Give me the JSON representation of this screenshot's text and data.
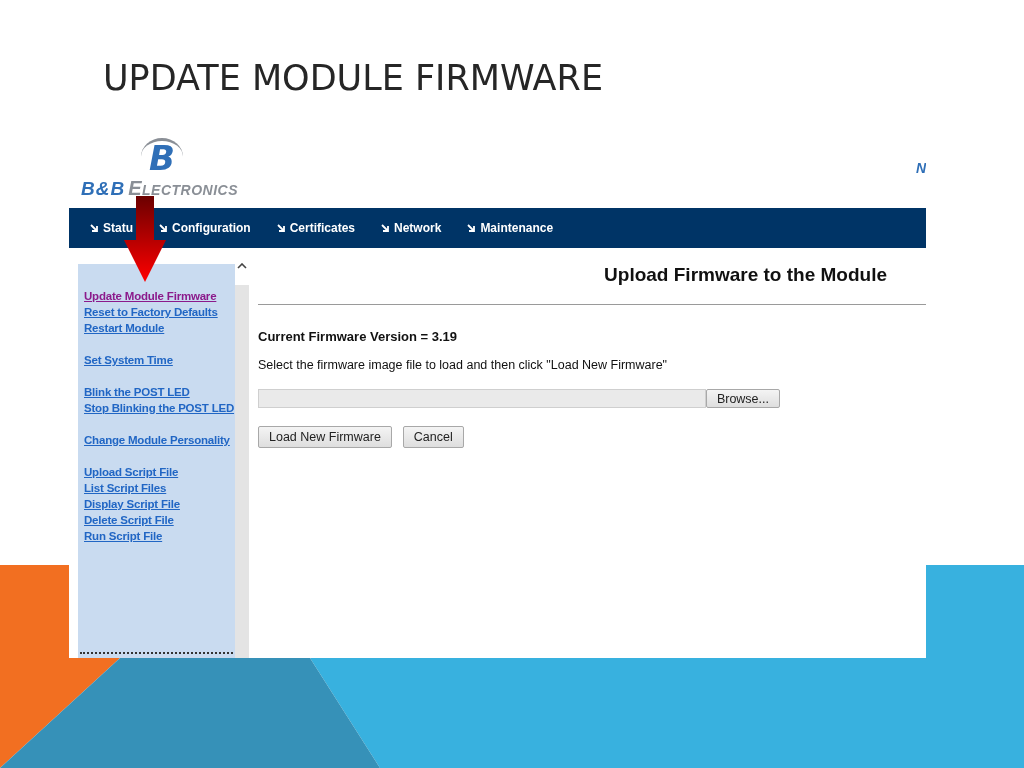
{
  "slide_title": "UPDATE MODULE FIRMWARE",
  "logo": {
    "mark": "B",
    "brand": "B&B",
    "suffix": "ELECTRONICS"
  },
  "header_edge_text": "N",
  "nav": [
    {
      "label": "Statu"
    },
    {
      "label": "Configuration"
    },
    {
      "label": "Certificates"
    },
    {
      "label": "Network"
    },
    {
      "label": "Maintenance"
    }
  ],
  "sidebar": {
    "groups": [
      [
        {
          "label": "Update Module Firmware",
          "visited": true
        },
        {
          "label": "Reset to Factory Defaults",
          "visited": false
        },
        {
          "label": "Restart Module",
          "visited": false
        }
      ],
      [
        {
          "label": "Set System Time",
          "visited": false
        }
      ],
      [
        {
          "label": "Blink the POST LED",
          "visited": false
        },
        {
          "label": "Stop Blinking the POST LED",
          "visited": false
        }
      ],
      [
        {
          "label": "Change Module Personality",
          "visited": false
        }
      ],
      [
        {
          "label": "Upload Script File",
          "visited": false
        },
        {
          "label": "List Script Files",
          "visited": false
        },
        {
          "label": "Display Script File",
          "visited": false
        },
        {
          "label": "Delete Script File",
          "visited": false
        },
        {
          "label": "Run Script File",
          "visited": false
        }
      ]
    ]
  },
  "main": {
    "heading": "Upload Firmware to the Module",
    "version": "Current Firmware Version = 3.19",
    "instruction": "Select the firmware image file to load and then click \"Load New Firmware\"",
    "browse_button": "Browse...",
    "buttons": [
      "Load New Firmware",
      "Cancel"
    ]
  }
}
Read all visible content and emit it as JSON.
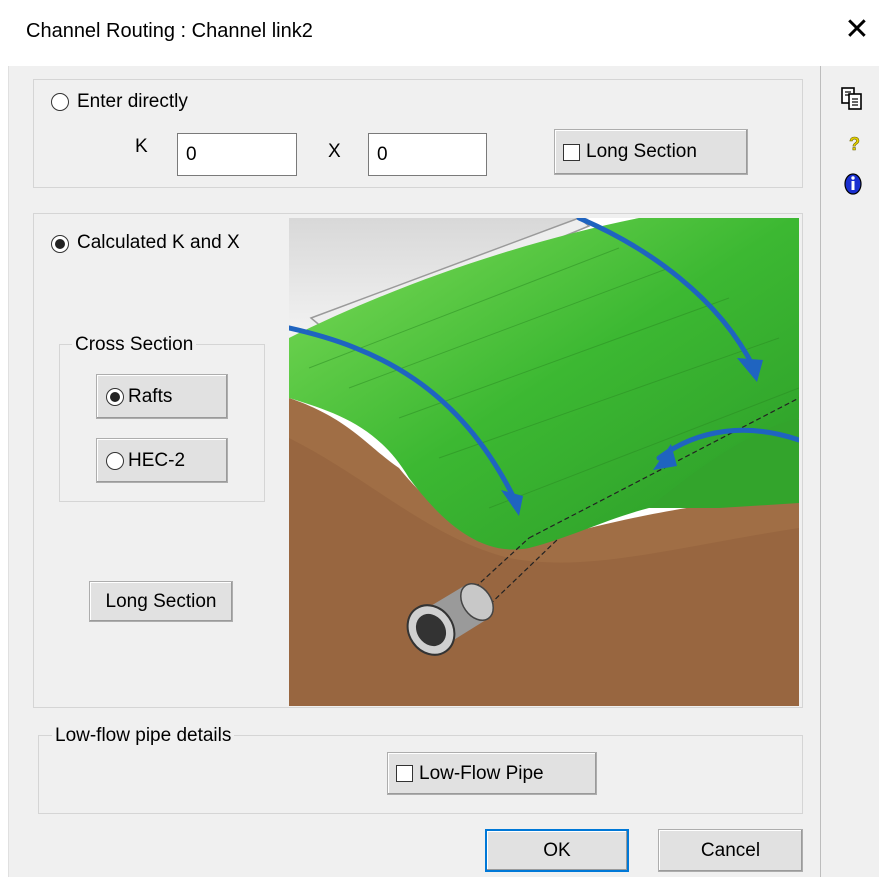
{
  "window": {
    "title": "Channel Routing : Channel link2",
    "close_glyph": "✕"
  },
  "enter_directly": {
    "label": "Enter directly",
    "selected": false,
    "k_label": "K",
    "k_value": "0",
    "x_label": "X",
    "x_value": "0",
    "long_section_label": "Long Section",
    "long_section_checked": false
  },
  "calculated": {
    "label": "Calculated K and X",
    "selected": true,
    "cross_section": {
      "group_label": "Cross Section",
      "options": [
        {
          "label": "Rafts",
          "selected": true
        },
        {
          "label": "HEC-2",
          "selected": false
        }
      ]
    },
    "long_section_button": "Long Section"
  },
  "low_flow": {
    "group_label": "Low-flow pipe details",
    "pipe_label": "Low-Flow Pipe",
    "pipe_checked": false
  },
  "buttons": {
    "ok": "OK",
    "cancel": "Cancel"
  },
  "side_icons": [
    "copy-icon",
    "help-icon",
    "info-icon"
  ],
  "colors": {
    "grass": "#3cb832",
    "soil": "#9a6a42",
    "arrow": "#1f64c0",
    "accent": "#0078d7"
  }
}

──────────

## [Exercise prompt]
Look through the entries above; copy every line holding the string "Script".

## [Task response]
          "label": "Upload Script File",
          "label": "List Script Files",
          "label": "Display Script File",
          "label": "Delete Script File",
          "label": "Run Script File",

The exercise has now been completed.